As ministry has become a profession rather than a calling, and a job rather than an office, this idea of pastor as theologian no longer seems to make sense. If pastors are professionals, then their highest responsibility is to run a church — administration, employee supervision, building and grounds superintendence. This is why some argue that pastors should have education and background in business, because much of contemporary pastoral ministry has devolved into running a business.
However, this is a grossly (and sadly) deficient understanding of ministry. A pastor is not called to run a church, they are called to help teach and lead the people of God, and a part of this is the ability to be a competent theologian. I do this not for intellectual exercise, but to help my congregation seek an understanding for their faith, to help make sense of God and make sense of their lives, to understand where God is calling them, and what God desires.
Theologians in a seminary or university, while they may be brilliant theologians, are not able to help my congregation make sense of God and their experience simply due to the fact they do not live and dwell among the congregation. They are general theologians, who teach the whole church and help to educate and form particular theologians who will live in and exist in a particular community, to understand a particular community, and to speak to the particular experience of a particular community.
As I continue to form my understanding of myself as a pastor and teacher, I have come to be convinced that theological study is a major part of my responsibilities. My study, however, is not solely for general interest or for my own edification, but it is so that I can better help my congregation as they learn to love God with heart and mind, and as they make sense of their existence, as they seek to understand and apply scripture to their everyday lives. Seeing myself as a theologian allows me to ascend to the pulpit week in and week out and help my folks to understand and apply scripture, it helps my pastoral care as I minister to someone who is dying of cancer, it helps my exhortations as I seek to help people live into God’s desires.
Without adequate study and reflection, my sermons and teaching can become formulaic, simply regurgitating what I find in commentaries. Without knowing the fundamentals of biblical Greek and Hebrew I am unable to understand the nuances of the original languages. Without a theological lens or hermeneutic, I will tend to approach every piece of scripture as isolated and I will lack any coherent beliefs that hold consistent, and can be blown easily with any shift in the winds of change. Without seeing myself as a theologian and scholar, my work to preach and teach the scriptures becomes trite and irresponsible.
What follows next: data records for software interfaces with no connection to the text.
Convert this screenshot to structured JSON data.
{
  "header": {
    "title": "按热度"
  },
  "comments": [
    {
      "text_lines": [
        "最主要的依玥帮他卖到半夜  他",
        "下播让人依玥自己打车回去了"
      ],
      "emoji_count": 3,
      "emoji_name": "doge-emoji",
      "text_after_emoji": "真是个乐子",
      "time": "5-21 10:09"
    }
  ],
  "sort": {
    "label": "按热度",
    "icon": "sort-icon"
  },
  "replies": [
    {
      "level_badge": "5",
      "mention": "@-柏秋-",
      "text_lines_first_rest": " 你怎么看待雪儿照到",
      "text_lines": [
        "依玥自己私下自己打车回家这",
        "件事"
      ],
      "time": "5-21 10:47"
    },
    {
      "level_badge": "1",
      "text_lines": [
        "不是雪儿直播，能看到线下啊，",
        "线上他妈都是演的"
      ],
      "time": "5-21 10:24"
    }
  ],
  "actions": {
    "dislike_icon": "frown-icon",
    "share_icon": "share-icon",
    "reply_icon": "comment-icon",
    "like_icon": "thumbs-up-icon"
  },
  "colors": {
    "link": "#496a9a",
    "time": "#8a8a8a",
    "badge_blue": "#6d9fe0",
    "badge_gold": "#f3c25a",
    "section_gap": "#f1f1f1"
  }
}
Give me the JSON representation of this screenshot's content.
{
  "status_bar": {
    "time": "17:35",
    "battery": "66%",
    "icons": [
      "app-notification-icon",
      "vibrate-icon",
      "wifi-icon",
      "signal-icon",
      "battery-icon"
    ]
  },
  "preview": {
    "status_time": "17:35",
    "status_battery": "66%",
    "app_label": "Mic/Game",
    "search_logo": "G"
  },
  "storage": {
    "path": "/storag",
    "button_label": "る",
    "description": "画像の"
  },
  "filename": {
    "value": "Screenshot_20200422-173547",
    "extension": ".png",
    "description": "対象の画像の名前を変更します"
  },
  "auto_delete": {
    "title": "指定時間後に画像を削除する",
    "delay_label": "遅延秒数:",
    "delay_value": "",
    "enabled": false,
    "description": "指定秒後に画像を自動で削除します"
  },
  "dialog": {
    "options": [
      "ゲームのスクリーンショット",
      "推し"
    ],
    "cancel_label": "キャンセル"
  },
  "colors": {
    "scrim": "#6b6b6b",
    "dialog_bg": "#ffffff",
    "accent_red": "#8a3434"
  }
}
My only hope is that we will be able to deepen our understanding of ministry and return to a focus on minister as pastor and teacher and not as the professional who runs the church.